Emily Lakdawalla of the Planetary Society filed a report on humanity’s current roster of spacecraft currently exploring the solar system (and beyond).
Chang’e-4 and Yutu-2 are now past their prime mission and are in their extended mission phases. Their companion SmallSat, Longjiang-2, will crash into the Moon on 31 July to bring its mission to an intentional end. Parker Solar Probe is near aphelion as of 1 July and will reach its third death-defying solar perihelion on 1 September. BepiColombo completed its near-Earth commissioning phase on 5 April and is now settling into its long-cruise phase. Earlier this year, the ESA-JAXA Mercury mission was racing ahead of Earth on an inside track, but its elliptical orbit has now taken it farther from the Sun than Earth, allowing Earth to catch up. It will return to Earth’s neighborhood in April 2020 for a flyby.

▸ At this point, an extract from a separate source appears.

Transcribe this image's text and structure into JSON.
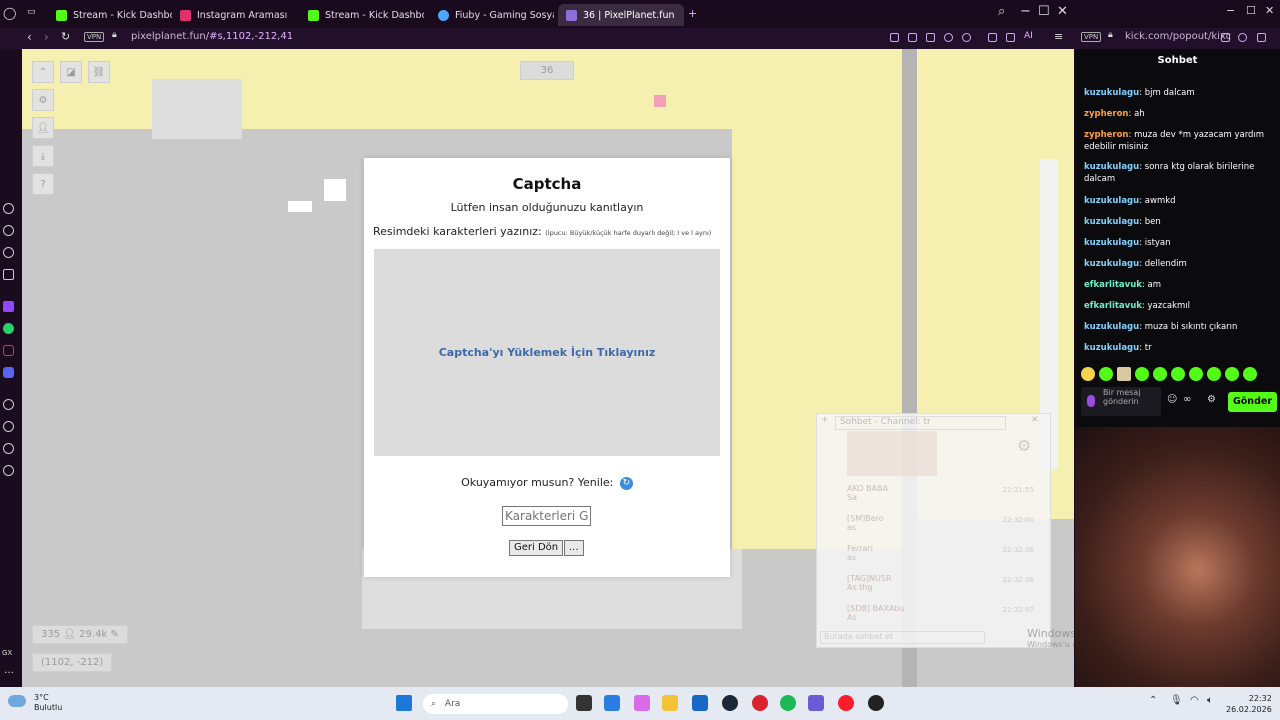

I counted roughly 30 different probes and rovers in operation, most of them gathered around the Moon and Mars. Sure, where’s my jetpack and flying car and all that, but the fact that humanity has more than two dozen robots currently exploring the solar system seems pretty futuristic to me.